[Start of section]

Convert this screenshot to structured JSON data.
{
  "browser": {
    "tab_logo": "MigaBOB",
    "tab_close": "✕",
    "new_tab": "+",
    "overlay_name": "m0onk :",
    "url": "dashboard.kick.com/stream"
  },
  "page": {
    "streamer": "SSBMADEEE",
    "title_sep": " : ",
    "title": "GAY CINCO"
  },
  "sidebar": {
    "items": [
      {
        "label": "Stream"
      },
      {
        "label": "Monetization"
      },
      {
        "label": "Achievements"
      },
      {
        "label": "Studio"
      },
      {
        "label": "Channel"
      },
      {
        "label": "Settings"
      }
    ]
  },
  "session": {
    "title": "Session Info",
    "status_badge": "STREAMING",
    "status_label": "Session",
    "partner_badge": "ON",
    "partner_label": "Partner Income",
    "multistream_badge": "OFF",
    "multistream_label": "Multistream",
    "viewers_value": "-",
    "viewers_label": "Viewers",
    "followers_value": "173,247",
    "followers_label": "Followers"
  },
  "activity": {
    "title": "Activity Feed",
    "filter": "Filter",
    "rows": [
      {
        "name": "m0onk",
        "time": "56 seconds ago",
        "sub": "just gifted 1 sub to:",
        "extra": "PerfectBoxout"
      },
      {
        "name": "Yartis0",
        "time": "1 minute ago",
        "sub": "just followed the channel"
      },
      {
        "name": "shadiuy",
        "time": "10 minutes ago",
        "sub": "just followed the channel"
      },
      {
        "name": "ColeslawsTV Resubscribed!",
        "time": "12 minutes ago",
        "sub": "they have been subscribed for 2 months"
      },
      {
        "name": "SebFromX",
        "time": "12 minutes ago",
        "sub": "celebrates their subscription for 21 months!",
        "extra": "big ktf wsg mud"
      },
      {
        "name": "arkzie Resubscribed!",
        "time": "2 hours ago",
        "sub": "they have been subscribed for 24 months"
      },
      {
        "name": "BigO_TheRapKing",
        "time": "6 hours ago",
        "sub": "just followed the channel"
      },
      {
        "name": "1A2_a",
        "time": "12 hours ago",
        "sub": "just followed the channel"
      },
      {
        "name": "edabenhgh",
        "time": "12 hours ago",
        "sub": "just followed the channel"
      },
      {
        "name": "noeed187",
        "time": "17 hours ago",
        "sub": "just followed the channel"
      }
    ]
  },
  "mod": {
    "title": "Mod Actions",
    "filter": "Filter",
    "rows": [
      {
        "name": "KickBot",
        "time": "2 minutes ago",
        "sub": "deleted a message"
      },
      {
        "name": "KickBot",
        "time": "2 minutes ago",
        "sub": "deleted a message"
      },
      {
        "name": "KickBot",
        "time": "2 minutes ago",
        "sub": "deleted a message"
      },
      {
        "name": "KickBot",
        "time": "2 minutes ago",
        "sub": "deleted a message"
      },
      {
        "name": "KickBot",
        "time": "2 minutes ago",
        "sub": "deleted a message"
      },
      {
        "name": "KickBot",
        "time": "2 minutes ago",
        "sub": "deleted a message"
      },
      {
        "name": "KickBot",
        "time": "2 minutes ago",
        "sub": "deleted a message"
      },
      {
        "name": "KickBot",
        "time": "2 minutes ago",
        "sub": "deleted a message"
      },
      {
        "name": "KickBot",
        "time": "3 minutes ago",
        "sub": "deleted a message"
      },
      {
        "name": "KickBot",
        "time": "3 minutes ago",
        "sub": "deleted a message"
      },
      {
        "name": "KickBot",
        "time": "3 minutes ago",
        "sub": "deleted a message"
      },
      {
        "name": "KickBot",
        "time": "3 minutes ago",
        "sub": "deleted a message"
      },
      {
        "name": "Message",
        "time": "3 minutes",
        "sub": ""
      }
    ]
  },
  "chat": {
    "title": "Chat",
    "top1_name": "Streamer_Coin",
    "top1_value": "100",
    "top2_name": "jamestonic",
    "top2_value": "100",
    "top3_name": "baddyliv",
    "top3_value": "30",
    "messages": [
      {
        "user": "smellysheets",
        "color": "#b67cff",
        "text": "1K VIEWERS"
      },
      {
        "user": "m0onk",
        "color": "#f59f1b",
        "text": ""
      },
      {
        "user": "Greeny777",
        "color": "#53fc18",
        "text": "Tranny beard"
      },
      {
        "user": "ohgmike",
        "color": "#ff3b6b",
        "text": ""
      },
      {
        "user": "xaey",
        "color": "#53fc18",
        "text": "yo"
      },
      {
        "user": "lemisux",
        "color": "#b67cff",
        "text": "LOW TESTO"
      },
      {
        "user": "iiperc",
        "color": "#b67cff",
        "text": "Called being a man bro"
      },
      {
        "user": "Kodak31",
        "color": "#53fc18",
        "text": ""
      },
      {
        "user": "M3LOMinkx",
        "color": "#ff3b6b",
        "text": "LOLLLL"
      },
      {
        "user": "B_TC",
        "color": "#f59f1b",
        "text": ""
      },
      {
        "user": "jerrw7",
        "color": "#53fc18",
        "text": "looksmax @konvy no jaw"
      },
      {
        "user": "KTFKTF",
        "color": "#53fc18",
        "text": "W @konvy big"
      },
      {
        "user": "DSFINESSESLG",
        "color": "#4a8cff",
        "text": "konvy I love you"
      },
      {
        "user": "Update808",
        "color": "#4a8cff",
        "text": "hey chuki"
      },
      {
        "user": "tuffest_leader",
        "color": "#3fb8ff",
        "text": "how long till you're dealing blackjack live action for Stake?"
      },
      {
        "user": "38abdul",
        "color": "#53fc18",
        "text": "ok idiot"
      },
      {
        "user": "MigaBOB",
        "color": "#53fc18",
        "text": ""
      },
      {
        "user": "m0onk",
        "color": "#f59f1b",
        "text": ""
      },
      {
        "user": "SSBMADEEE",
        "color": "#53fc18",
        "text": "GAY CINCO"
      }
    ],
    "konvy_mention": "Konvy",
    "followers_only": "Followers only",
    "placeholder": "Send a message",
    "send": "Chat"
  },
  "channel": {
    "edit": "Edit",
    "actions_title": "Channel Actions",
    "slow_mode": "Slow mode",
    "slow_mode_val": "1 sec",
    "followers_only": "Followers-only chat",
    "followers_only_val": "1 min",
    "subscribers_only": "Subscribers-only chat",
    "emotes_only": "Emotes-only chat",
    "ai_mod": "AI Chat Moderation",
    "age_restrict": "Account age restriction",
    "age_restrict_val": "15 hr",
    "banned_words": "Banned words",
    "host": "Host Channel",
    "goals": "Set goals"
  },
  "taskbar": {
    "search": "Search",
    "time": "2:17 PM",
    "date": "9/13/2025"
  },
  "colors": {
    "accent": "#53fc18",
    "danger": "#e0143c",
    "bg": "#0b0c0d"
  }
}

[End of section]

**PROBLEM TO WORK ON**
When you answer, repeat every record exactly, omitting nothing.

**WRITTEN SOLUTION**
Convert this screenshot to structured JSON data.
{
  "browser": {
    "tab_logo": "MigaBOB",
    "tab_close": "✕",
    "new_tab": "+",
    "overlay_name": "m0onk :",
    "url": "dashboard.kick.com/stream"
  },
  "page": {
    "streamer": "SSBMADEEE",
    "title_sep": " : ",
    "title": "GAY CINCO"
  },
  "sidebar": {
    "items": [
      {
        "label": "Stream"
      },
      {
        "label": "Monetization"
      },
      {
        "label": "Achievements"
      },
      {
        "label": "Studio"
      },
      {
        "label": "Channel"
      },
      {
        "label": "Settings"
      }
    ]
  },
  "session": {
    "title": "Session Info",
    "status_badge": "STREAMING",
    "status_label": "Session",
    "partner_badge": "ON",
    "partner_label": "Partner Income",
    "multistream_badge": "OFF",
    "multistream_label": "Multistream",
    "viewers_value": "-",
    "viewers_label": "Viewers",
    "followers_value": "173,247",
    "followers_label": "Followers"
  },
  "activity": {
    "title": "Activity Feed",
    "filter": "Filter",
    "rows": [
      {
        "name": "m0onk",
        "time": "56 seconds ago",
        "sub": "just gifted 1 sub to:",
        "extra": "PerfectBoxout"
      },
      {
        "name": "Yartis0",
        "time": "1 minute ago",
        "sub": "just followed the channel"
      },
      {
        "name": "shadiuy",
        "time": "10 minutes ago",
        "sub": "just followed the channel"
      },
      {
        "name": "ColeslawsTV Resubscribed!",
        "time": "12 minutes ago",
        "sub": "they have been subscribed for 2 months"
      },
      {
        "name": "SebFromX",
        "time": "12 minutes ago",
        "sub": "celebrates their subscription for 21 months!",
        "extra": "big ktf wsg mud"
      },
      {
        "name": "arkzie Resubscribed!",
        "time": "2 hours ago",
        "sub": "they have been subscribed for 24 months"
      },
      {
        "name": "BigO_TheRapKing",
        "time": "6 hours ago",
        "sub": "just followed the channel"
      },
      {
        "name": "1A2_a",
        "time": "12 hours ago",
        "sub": "just followed the channel"
      },
      {
        "name": "edabenhgh",
        "time": "12 hours ago",
        "sub": "just followed the channel"
      },
      {
        "name": "noeed187",
        "time": "17 hours ago",
        "sub": "just followed the channel"
      }
    ]
  },
  "mod": {
    "title": "Mod Actions",
    "filter": "Filter",
    "rows": [
      {
        "name": "KickBot",
        "time": "2 minutes ago",
        "sub": "deleted a message"
      },
      {
        "name": "KickBot",
        "time": "2 minutes ago",
        "sub": "deleted a message"
      },
      {
        "name": "KickBot",
        "time": "2 minutes ago",
        "sub": "deleted a message"
      },
      {
        "name": "KickBot",
        "time": "2 minutes ago",
        "sub": "deleted a message"
      },
      {
        "name": "KickBot",
        "time": "2 minutes ago",
        "sub": "deleted a message"
      },
      {
        "name": "KickBot",
        "time": "2 minutes ago",
        "sub": "deleted a message"
      },
      {
        "name": "KickBot",
        "time": "2 minutes ago",
        "sub": "deleted a message"
      },
      {
        "name": "KickBot",
        "time": "2 minutes ago",
        "sub": "deleted a message"
      },
      {
        "name": "KickBot",
        "time": "3 minutes ago",
        "sub": "deleted a message"
      },
      {
        "name": "KickBot",
        "time": "3 minutes ago",
        "sub": "deleted a message"
      },
      {
        "name": "KickBot",
        "time": "3 minutes ago",
        "sub": "deleted a message"
      },
      {
        "name": "KickBot",
        "time": "3 minutes ago",
        "sub": "deleted a message"
      },
      {
        "name": "Message",
        "time": "3 minutes",
        "sub": ""
      }
    ]
  },
  "chat": {
    "title": "Chat",
    "top1_name": "Streamer_Coin",
    "top1_value": "100",
    "top2_name": "jamestonic",
    "top2_value": "100",
    "top3_name": "baddyliv",
    "top3_value": "30",
    "messages": [
      {
        "user": "smellysheets",
        "color": "#b67cff",
        "text": "1K VIEWERS"
      },
      {
        "user": "m0onk",
        "color": "#f59f1b",
        "text": ""
      },
      {
        "user": "Greeny777",
        "color": "#53fc18",
        "text": "Tranny beard"
      },
      {
        "user": "ohgmike",
        "color": "#ff3b6b",
        "text": ""
      },
      {
        "user": "xaey",
        "color": "#53fc18",
        "text": "yo"
      },
      {
        "user": "lemisux",
        "color": "#b67cff",
        "text": "LOW TESTO"
      },
      {
        "user": "iiperc",
        "color": "#b67cff",
        "text": "Called being a man bro"
      },
      {
        "user": "Kodak31",
        "color": "#53fc18",
        "text": ""
      },
      {
        "user": "M3LOMinkx",
        "color": "#ff3b6b",
        "text": "LOLLLL"
      },
      {
        "user": "B_TC",
        "color": "#f59f1b",
        "text": ""
      },
      {
        "user": "jerrw7",
        "color": "#53fc18",
        "text": "looksmax @konvy no jaw"
      },
      {
        "user": "KTFKTF",
        "color": "#53fc18",
        "text": "W @konvy big"
      },
      {
        "user": "DSFINESSESLG",
        "color": "#4a8cff",
        "text": "konvy I love you"
      },
      {
        "user": "Update808",
        "color": "#4a8cff",
        "text": "hey chuki"
      },
      {
        "user": "tuffest_leader",
        "color": "#3fb8ff",
        "text": "how long till you're dealing blackjack live action for Stake?"
      },
      {
        "user": "38abdul",
        "color": "#53fc18",
        "text": "ok idiot"
      },
      {
        "user": "MigaBOB",
        "color": "#53fc18",
        "text": ""
      },
      {
        "user": "m0onk",
        "color": "#f59f1b",
        "text": ""
      },
      {
        "user": "SSBMADEEE",
        "color": "#53fc18",
        "text": "GAY CINCO"
      }
    ],
    "konvy_mention": "Konvy",
    "followers_only": "Followers only",
    "placeholder": "Send a message",
    "send": "Chat"
  },
  "channel": {
    "edit": "Edit",
    "actions_title": "Channel Actions",
    "slow_mode": "Slow mode",
    "slow_mode_val": "1 sec",
    "followers_only": "Followers-only chat",
    "followers_only_val": "1 min",
    "subscribers_only": "Subscribers-only chat",
    "emotes_only": "Emotes-only chat",
    "ai_mod": "AI Chat Moderation",
    "age_restrict": "Account age restriction",
    "age_restrict_val": "15 hr",
    "banned_words": "Banned words",
    "host": "Host Channel",
    "goals": "Set goals"
  },
  "taskbar": {
    "search": "Search",
    "time": "2:17 PM",
    "date": "9/13/2025"
  },
  "colors": {
    "accent": "#53fc18",
    "danger": "#e0143c",
    "bg": "#0b0c0d"
  }
}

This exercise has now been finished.